▶ Aim of the task:
Set down every record below exactly as written.

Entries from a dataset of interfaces

________________________

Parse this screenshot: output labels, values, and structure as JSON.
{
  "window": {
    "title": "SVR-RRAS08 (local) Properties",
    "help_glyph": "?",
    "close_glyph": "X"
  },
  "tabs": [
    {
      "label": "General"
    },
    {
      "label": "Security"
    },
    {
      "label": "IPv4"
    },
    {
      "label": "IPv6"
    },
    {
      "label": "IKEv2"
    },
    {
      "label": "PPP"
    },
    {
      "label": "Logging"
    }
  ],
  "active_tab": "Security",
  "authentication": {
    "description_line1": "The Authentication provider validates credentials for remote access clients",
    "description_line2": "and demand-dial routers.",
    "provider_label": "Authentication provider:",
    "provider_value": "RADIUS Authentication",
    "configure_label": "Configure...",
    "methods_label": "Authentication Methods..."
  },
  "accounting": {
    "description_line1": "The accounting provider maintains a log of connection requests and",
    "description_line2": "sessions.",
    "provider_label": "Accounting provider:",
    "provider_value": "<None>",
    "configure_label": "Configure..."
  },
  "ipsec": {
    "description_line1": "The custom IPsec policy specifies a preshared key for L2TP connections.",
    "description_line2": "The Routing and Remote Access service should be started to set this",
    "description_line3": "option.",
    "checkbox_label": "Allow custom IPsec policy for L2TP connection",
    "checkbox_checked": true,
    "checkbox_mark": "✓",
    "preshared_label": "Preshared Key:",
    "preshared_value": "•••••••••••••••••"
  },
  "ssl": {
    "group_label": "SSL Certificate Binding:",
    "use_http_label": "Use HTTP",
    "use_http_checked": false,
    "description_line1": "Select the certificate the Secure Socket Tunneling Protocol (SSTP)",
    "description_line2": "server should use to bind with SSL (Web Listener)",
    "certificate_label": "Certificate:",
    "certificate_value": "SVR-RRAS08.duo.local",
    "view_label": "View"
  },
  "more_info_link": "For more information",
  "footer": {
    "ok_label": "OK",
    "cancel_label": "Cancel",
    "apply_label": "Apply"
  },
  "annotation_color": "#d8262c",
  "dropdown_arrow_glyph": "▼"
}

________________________

▶ Your response:
Parse this screenshot: output labels, values, and structure as JSON.
{
  "window": {
    "title": "SVR-RRAS08 (local) Properties",
    "help_glyph": "?",
    "close_glyph": "X"
  },
  "tabs": [
    {
      "label": "General"
    },
    {
      "label": "Security"
    },
    {
      "label": "IPv4"
    },
    {
      "label": "IPv6"
    },
    {
      "label": "IKEv2"
    },
    {
      "label": "PPP"
    },
    {
      "label": "Logging"
    }
  ],
  "active_tab": "Security",
  "authentication": {
    "description_line1": "The Authentication provider validates credentials for remote access clients",
    "description_line2": "and demand-dial routers.",
    "provider_label": "Authentication provider:",
    "provider_value": "RADIUS Authentication",
    "configure_label": "Configure...",
    "methods_label": "Authentication Methods..."
  },
  "accounting": {
    "description_line1": "The accounting provider maintains a log of connection requests and",
    "description_line2": "sessions.",
    "provider_label": "Accounting provider:",
    "provider_value": "<None>",
    "configure_label": "Configure..."
  },
  "ipsec": {
    "description_line1": "The custom IPsec policy specifies a preshared key for L2TP connections.",
    "description_line2": "The Routing and Remote Access service should be started to set this",
    "description_line3": "option.",
    "checkbox_label": "Allow custom IPsec policy for L2TP connection",
    "checkbox_checked": true,
    "checkbox_mark": "✓",
    "preshared_label": "Preshared Key:",
    "preshared_value": "•••••••••••••••••"
  },
  "ssl": {
    "group_label": "SSL Certificate Binding:",
    "use_http_label": "Use HTTP",
    "use_http_checked": false,
    "description_line1": "Select the certificate the Secure Socket Tunneling Protocol (SSTP)",
    "description_line2": "server should use to bind with SSL (Web Listener)",
    "certificate_label": "Certificate:",
    "certificate_value": "SVR-RRAS08.duo.local",
    "view_label": "View"
  },
  "more_info_link": "For more information",
  "footer": {
    "ok_label": "OK",
    "cancel_label": "Cancel",
    "apply_label": "Apply"
  },
  "annotation_color": "#d8262c",
  "dropdown_arrow_glyph": "▼"
}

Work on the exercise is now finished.